» Work instructions: Show, from the entries below, every line in which "title" appears.
[Task inputs]
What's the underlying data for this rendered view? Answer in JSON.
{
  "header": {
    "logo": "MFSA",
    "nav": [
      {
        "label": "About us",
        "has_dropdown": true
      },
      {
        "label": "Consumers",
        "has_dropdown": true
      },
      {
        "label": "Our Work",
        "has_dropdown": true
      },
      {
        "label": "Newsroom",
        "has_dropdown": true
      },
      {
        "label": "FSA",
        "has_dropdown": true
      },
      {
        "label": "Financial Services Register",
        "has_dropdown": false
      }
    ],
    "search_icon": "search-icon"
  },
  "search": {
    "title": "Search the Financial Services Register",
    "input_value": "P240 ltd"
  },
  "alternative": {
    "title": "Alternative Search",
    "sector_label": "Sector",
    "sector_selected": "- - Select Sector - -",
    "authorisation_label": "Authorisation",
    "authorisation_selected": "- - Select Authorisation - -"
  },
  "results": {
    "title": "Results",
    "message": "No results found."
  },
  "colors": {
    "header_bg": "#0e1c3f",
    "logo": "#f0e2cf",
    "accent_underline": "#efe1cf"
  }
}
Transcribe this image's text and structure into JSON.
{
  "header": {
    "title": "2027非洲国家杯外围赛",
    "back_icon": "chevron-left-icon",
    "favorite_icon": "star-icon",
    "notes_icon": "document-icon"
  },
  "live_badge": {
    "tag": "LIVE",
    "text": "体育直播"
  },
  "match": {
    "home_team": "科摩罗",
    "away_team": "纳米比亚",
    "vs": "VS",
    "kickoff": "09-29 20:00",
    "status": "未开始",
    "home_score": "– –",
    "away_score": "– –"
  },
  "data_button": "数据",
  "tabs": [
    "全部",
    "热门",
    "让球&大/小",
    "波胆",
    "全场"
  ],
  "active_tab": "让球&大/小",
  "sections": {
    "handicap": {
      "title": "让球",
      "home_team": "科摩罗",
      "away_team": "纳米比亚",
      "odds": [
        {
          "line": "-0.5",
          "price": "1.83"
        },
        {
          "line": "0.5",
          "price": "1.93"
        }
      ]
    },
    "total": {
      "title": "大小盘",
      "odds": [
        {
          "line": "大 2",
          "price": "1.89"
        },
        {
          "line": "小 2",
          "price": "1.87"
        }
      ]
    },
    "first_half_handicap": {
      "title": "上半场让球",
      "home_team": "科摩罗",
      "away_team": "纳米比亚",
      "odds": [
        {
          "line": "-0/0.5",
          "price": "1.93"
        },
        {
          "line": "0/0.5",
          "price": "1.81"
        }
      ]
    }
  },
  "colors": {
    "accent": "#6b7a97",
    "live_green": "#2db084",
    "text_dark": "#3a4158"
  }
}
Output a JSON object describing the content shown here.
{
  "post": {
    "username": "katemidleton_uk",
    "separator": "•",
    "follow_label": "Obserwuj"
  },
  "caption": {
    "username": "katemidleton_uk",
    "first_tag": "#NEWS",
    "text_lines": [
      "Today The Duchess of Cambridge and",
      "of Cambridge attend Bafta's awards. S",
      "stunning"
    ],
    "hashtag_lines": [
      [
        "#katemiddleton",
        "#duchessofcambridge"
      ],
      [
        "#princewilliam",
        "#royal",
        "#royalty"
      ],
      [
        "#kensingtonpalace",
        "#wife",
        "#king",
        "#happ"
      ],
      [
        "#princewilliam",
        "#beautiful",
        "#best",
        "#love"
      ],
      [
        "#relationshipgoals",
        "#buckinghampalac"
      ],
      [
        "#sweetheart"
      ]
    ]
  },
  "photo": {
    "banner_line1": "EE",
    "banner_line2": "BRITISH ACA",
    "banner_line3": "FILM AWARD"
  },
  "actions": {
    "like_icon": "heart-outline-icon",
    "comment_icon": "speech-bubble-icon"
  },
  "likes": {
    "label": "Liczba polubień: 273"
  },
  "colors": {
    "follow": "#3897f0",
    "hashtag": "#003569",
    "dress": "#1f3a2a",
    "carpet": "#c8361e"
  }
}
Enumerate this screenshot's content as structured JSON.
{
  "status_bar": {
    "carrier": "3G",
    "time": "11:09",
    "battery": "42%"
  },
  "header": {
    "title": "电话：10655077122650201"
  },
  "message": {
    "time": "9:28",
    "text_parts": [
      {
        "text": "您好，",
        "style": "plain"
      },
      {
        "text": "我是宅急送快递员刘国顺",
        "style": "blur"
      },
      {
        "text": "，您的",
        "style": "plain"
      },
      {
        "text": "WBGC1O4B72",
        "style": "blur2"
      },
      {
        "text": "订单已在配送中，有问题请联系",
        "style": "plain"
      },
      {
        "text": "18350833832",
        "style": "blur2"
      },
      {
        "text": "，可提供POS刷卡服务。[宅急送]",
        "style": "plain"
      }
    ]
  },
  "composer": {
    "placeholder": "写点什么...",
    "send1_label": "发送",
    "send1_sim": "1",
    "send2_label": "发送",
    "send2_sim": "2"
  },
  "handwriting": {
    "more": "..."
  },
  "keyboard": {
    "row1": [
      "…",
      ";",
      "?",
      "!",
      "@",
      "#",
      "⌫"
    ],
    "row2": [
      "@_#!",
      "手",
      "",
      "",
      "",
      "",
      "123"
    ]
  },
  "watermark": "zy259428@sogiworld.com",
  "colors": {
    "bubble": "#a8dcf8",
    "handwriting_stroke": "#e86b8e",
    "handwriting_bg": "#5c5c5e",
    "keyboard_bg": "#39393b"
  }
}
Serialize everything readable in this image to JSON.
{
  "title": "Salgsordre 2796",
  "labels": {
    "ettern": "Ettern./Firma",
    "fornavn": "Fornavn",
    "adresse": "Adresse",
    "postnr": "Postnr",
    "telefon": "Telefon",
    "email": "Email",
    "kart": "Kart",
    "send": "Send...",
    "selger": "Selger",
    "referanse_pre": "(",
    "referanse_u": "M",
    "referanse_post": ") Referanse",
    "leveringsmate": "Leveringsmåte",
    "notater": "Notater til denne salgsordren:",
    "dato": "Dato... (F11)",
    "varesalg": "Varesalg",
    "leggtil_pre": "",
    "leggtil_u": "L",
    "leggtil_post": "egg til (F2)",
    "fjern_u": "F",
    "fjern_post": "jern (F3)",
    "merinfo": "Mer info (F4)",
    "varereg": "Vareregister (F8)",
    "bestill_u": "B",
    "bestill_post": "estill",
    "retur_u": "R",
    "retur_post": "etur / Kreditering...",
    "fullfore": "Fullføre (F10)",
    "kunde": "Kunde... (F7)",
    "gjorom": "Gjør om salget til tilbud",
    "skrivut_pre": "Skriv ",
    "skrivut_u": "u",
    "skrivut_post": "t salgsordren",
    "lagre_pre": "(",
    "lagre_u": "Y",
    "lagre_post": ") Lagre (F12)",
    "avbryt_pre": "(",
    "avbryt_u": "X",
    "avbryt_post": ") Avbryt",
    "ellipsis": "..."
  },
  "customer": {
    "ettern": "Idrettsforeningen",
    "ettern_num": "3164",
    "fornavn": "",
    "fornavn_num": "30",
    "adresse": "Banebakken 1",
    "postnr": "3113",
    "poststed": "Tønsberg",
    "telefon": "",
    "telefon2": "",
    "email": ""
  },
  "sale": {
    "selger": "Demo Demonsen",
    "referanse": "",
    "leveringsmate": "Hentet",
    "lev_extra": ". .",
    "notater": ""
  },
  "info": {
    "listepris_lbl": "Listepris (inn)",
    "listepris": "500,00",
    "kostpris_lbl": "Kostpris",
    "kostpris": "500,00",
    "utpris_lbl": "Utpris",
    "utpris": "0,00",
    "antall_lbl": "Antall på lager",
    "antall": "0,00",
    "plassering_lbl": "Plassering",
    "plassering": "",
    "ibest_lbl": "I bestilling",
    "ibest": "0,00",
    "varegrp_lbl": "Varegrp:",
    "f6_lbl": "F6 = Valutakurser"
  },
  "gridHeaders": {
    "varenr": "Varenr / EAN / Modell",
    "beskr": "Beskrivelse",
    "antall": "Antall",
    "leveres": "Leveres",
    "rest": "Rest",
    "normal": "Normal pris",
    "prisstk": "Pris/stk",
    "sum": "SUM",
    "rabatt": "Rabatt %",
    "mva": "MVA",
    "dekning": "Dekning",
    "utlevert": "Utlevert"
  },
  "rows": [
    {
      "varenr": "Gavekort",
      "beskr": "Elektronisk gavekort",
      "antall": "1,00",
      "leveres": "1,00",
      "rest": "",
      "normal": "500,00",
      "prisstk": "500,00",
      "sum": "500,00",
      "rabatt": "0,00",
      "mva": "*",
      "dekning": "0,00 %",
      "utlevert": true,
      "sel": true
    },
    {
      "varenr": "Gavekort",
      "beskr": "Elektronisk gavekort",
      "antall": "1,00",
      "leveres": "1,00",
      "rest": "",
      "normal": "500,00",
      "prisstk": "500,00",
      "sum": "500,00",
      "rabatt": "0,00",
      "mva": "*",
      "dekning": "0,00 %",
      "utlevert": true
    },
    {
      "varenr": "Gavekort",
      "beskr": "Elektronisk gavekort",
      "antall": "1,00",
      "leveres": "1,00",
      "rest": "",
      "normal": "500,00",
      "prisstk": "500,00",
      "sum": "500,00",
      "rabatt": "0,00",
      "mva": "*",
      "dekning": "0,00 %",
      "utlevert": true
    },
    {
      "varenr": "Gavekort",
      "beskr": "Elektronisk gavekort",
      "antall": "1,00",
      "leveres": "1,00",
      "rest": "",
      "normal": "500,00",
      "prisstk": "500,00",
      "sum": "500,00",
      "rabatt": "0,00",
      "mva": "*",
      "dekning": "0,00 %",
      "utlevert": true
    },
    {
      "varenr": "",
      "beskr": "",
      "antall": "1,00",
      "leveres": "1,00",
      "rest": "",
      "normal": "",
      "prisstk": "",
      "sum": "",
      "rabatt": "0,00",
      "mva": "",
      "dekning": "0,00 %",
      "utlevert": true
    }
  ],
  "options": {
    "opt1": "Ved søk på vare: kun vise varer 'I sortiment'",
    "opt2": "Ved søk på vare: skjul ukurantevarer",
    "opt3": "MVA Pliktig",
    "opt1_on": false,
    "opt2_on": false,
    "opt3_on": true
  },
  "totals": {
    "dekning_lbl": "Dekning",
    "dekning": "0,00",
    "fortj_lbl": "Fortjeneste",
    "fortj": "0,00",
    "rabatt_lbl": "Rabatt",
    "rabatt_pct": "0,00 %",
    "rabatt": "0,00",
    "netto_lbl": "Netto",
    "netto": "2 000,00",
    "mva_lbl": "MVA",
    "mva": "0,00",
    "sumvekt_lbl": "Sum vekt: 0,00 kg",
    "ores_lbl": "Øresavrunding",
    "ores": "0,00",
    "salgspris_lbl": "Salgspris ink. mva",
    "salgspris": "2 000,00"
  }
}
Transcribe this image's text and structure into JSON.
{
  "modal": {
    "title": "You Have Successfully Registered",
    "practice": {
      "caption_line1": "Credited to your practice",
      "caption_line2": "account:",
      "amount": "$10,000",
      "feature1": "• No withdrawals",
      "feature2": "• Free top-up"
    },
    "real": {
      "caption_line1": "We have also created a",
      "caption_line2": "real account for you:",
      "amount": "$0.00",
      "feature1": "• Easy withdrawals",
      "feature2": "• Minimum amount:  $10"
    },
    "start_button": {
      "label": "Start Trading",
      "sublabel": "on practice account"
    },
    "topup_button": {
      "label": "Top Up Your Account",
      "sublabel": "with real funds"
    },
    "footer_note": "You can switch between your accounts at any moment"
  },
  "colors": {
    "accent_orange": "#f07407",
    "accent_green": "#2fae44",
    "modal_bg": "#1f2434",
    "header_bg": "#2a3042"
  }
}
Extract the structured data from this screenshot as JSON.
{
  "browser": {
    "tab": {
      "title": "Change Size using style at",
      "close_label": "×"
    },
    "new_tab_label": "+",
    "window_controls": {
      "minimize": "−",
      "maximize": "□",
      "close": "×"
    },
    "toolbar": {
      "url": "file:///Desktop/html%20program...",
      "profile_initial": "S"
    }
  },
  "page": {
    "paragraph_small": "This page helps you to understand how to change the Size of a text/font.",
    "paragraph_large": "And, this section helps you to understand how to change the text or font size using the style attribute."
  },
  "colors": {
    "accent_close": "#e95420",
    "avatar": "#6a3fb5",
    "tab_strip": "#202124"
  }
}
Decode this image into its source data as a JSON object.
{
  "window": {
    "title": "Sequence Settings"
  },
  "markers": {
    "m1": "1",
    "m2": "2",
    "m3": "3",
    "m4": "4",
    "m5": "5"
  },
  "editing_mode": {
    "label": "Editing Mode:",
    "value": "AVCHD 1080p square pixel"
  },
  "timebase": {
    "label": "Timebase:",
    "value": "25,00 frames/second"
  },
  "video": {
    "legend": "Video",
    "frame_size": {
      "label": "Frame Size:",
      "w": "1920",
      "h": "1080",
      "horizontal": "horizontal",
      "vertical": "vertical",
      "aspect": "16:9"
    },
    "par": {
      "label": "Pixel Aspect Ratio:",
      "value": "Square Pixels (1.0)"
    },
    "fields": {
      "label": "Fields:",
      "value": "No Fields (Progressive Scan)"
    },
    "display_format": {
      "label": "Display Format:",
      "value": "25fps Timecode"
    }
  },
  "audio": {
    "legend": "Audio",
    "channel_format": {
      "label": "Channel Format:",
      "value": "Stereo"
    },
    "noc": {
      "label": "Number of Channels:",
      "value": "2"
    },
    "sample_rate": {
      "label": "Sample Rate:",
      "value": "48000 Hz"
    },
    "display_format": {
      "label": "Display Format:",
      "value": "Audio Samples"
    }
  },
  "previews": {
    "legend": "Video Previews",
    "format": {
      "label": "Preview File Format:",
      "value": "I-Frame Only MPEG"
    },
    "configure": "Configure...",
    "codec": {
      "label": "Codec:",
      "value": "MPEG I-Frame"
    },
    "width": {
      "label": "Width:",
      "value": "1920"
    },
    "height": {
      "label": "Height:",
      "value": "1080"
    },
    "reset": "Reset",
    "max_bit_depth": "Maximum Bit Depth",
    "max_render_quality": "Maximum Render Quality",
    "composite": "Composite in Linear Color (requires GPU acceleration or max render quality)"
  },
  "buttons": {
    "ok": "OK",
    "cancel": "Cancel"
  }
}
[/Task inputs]
» Response for this exercise:
    "title": "Search the Financial Services Register",
    "title": "Alternative Search",
    "title": "Results",
    "title": "2027非洲国家杯外围赛",
      "title": "让球",
      "title": "大小盘",
      "title": "上半场让球",
    "title": "电话：10655077122650201"
  "title": "Salgsordre 2796",
    "title": "You Have Successfully Registered",
      "title": "Change Size using style at",
    "title": "Sequence Settings"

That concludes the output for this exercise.